Talk about a blast from the past: the Sprint Galaxy S II, released way back in 2011, now has official CyanogenMod support. Most of the other international and regional versions of the GSII are already supported to some degree, but I'm sure there are more than a few Sprint customers who are happy to see the most popular custom ROM family come to their devices. There's one nightly of CM10.1 (Android 4.2) available at the time of writing.
While the logo for CyanogenMod has been around for some time now, the makers of the iconic ROM apparently felt a more distinctive logo was needed. The folks behind CyanogenMod have been considering their options for quite a while now, but have finally decided on a mascot for the popular ROM. After all, if Android has its own "Andy" character, shouldn't the top Android ROM team have an easily recognizable avatar as well?
Soon after HP started their TouchPad fire sale, a version of the device running Android 2.2 appeared on eBay and went on to sell for almost $700. Hopes for an Android port were high and the developer community swung into action offering a $2300 bounty for anyone who could load Android on the TouchPad. The CyanogenMod team, Android developers extraordinaire, did not disappoint and soon the news broke that they had managed to successfully get Android running on the TouchPad.
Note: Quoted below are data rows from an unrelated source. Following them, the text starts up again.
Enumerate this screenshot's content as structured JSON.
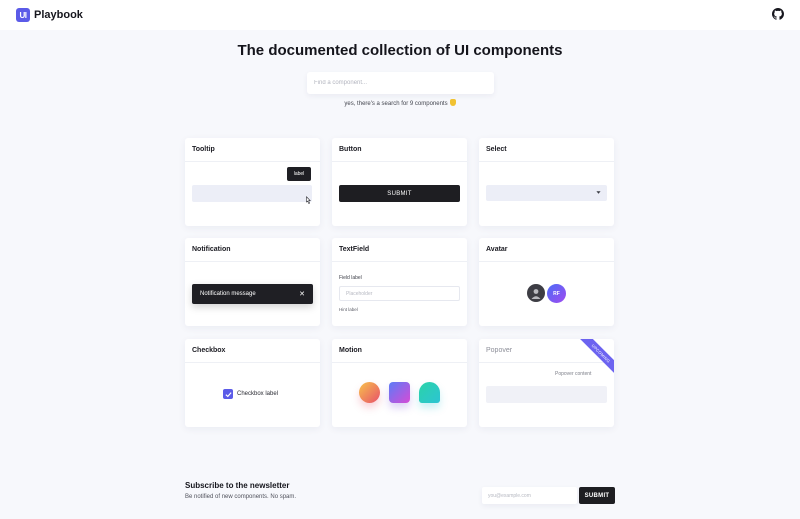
{
  "header": {
    "logo_mark": "UI",
    "logo_text": "Playbook",
    "github_icon": "github-icon"
  },
  "hero": {
    "title": "The documented collection of UI components",
    "search_placeholder": "Find a component...",
    "search_hint": "yes, there's a search for 9 components"
  },
  "cards": {
    "tooltip": {
      "title": "Tooltip",
      "bubble": "label"
    },
    "button": {
      "title": "Button",
      "submit": "SUBMIT"
    },
    "select": {
      "title": "Select"
    },
    "notification": {
      "title": "Notification",
      "message": "Notification message",
      "close": "✕"
    },
    "textfield": {
      "title": "TextField",
      "label": "Field label",
      "placeholder": "Placeholder",
      "hint": "Hint label"
    },
    "avatar": {
      "title": "Avatar",
      "initials": "RF"
    },
    "checkbox": {
      "title": "Checkbox",
      "label": "Checkbox label",
      "checked": true
    },
    "motion": {
      "title": "Motion"
    },
    "popover": {
      "title": "Popover",
      "content": "Popover content",
      "ribbon": "UPCOMING"
    }
  },
  "newsletter": {
    "title": "Subscribe to the newsletter",
    "subtitle": "Be notified of new components. No spam.",
    "email_placeholder": "you@example.com",
    "submit": "SUBMIT"
  },
  "colors": {
    "accent": "#5b5be8",
    "dark": "#1e1e22",
    "background": "#f7f8fc"
  }
}
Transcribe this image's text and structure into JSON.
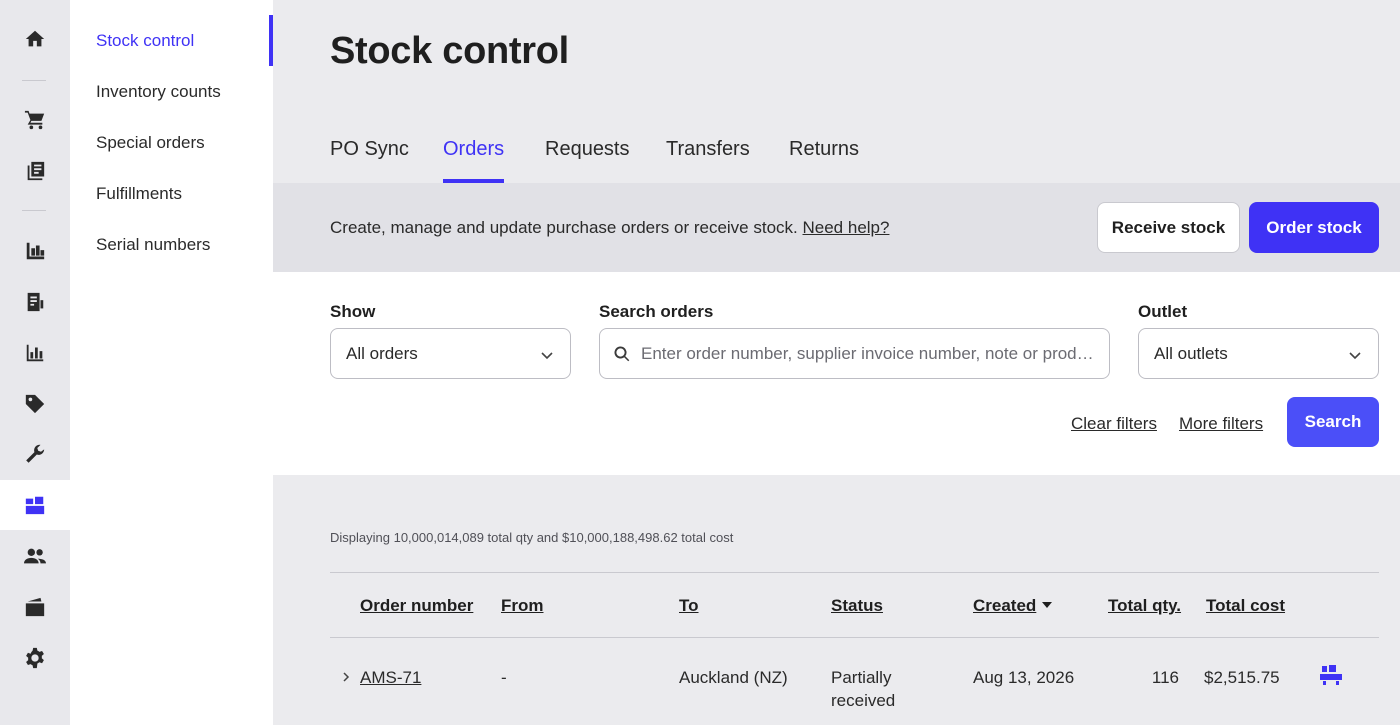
{
  "rail": {
    "items": [
      {
        "icon": "home-icon"
      },
      {
        "icon": "cart-icon"
      },
      {
        "icon": "sales-ledger-icon"
      },
      {
        "icon": "catalog-icon"
      },
      {
        "icon": "register-icon"
      },
      {
        "icon": "reports-icon"
      },
      {
        "icon": "tag-icon"
      },
      {
        "icon": "wrench-icon"
      },
      {
        "icon": "inventory-boxes-icon"
      },
      {
        "icon": "customers-icon"
      },
      {
        "icon": "wallet-icon"
      },
      {
        "icon": "settings-gear-icon"
      }
    ],
    "active_color": "#3f32f5"
  },
  "subnav": {
    "items": [
      {
        "label": "Stock control"
      },
      {
        "label": "Inventory counts"
      },
      {
        "label": "Special orders"
      },
      {
        "label": "Fulfillments"
      },
      {
        "label": "Serial numbers"
      }
    ]
  },
  "page": {
    "title": "Stock control"
  },
  "tabs": [
    {
      "label": "PO Sync"
    },
    {
      "label": "Orders"
    },
    {
      "label": "Requests"
    },
    {
      "label": "Transfers"
    },
    {
      "label": "Returns"
    }
  ],
  "banner": {
    "text": "Create, manage and update purchase orders or receive stock.",
    "help_link": "Need help?",
    "receive_button": "Receive stock",
    "order_button": "Order stock"
  },
  "filters": {
    "show_label": "Show",
    "show_value": "All orders",
    "search_label": "Search orders",
    "search_placeholder": "Enter order number, supplier invoice number, note or prod…",
    "outlet_label": "Outlet",
    "outlet_value": "All outlets",
    "clear_link": "Clear filters",
    "more_link": "More filters",
    "search_button": "Search"
  },
  "summary": "Displaying 10,000,014,089 total qty and $10,000,188,498.62 total cost",
  "table": {
    "headers": {
      "order_number": "Order number",
      "from": "From",
      "to": "To",
      "status": "Status",
      "created": "Created",
      "total_qty": "Total qty.",
      "total_cost": "Total cost"
    },
    "rows": [
      {
        "order_number": "AMS-71",
        "from": "-",
        "to": "Auckland (NZ)",
        "status_line1": "Partially",
        "status_line2": "received",
        "created": "Aug 13, 2026",
        "total_qty": "116",
        "total_cost": "$2,515.75"
      }
    ]
  },
  "colors": {
    "accent": "#3f32f5",
    "search_button": "#4b4ff8"
  }
}
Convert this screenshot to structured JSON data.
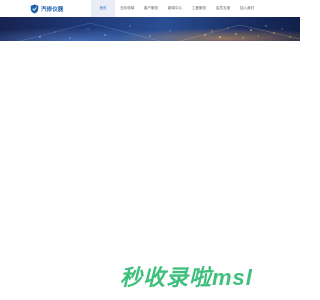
{
  "header": {
    "logo_text": "汽修仪器",
    "nav": [
      {
        "label": "首页",
        "active": true
      },
      {
        "label": "业务领域",
        "active": false
      },
      {
        "label": "客户服务",
        "active": false
      },
      {
        "label": "新闻中心",
        "active": false
      },
      {
        "label": "工程服务",
        "active": false
      },
      {
        "label": "会员互惠",
        "active": false
      },
      {
        "label": "加入我们",
        "active": false
      }
    ]
  },
  "watermark": {
    "text": "秒收录啦msl"
  },
  "colors": {
    "brand": "#1f5fae",
    "active_nav_bg": "#e9eef6",
    "banner_dark": "#16234f",
    "watermark": "#3ebf7c"
  }
}
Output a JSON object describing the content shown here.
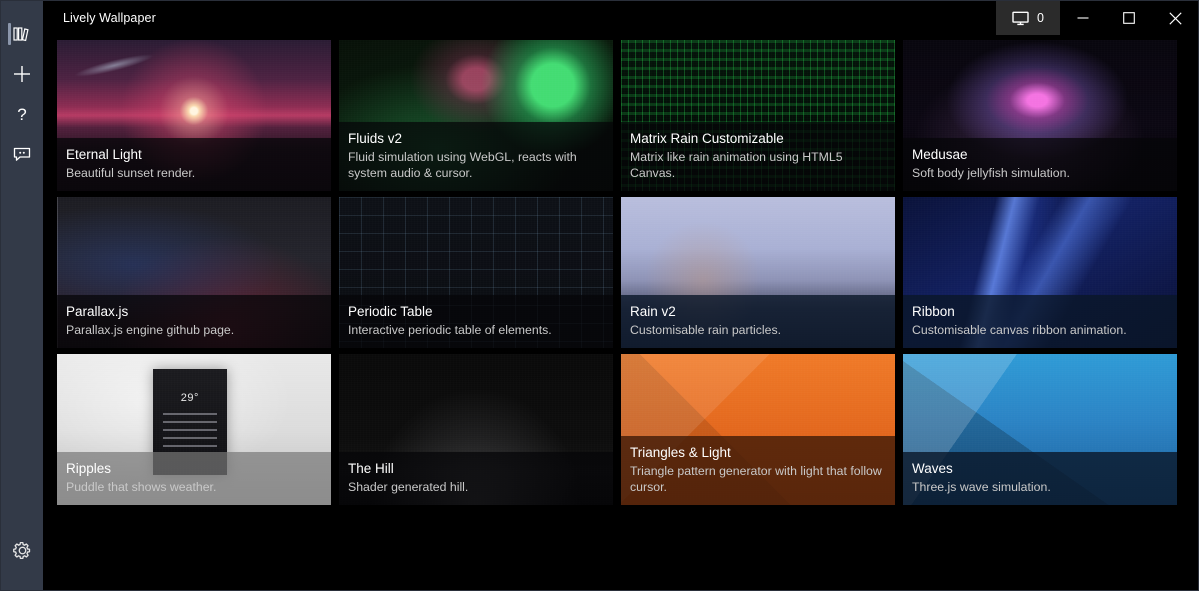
{
  "window": {
    "title": "Lively Wallpaper",
    "monitor_count": "0",
    "monitor_icon": "monitor-icon",
    "minimize_label": "–",
    "maximize_label": "□",
    "close_label": "✕"
  },
  "sidebar": {
    "items": [
      {
        "name": "library",
        "icon": "books-icon",
        "active": true
      },
      {
        "name": "add-wallpaper",
        "icon": "plus-icon",
        "active": false
      },
      {
        "name": "help",
        "icon": "question-mark-icon",
        "active": false
      },
      {
        "name": "feedback",
        "icon": "chat-bubble-icon",
        "active": false
      }
    ],
    "bottom_item": {
      "name": "settings",
      "icon": "gear-icon",
      "active": false
    }
  },
  "library": {
    "wallpapers": [
      {
        "title": "Eternal Light",
        "description": "Beautiful sunset render.",
        "thumb": "t-eternal"
      },
      {
        "title": "Fluids v2",
        "description": "Fluid simulation using WebGL, reacts with system audio & cursor.",
        "thumb": "t-fluids"
      },
      {
        "title": "Matrix Rain Customizable",
        "description": "Matrix like rain animation using HTML5 Canvas.",
        "thumb": "t-matrix"
      },
      {
        "title": "Medusae",
        "description": "Soft body jellyfish simulation.",
        "thumb": "t-medusae"
      },
      {
        "title": "Parallax.js",
        "description": "Parallax.js engine github page.",
        "thumb": "t-parallax"
      },
      {
        "title": "Periodic Table",
        "description": "Interactive periodic table of elements.",
        "thumb": "t-periodic"
      },
      {
        "title": "Rain v2",
        "description": "Customisable rain particles.",
        "thumb": "t-rain"
      },
      {
        "title": "Ribbon",
        "description": "Customisable canvas ribbon animation.",
        "thumb": "t-ribbon"
      },
      {
        "title": "Ripples",
        "description": "Puddle that shows weather.",
        "thumb": "t-ripples"
      },
      {
        "title": "The Hill",
        "description": "Shader generated hill.",
        "thumb": "t-thehill"
      },
      {
        "title": "Triangles & Light",
        "description": "Triangle pattern generator with light that follow cursor.",
        "thumb": "t-triangles"
      },
      {
        "title": "Waves",
        "description": "Three.js wave simulation.",
        "thumb": "t-waves"
      }
    ],
    "thumb_inner_text": {
      "ripples_temp": "29°"
    }
  },
  "colors": {
    "sidebar_bg": "#333a48",
    "content_bg": "#000000",
    "accent_indicator": "#8b96ab",
    "titlebar_button_bg": "#2b2b2b"
  }
}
A few days after releasing the Android 2.3 SDK, Google officially pushed Gingerbread to the Android Open Source Project (AOSP). Shortly thereafter, developers (such as the CyanogenMod crew) immediately started working on their custom ROMs based on the AOSP code (e.g. CyanogenMod 7).
It has only been a few days since CyanogenMod released version 6.1.1, their most recent stable update, so it's still likely to be a few weeks before a stable release of CM 7 is available.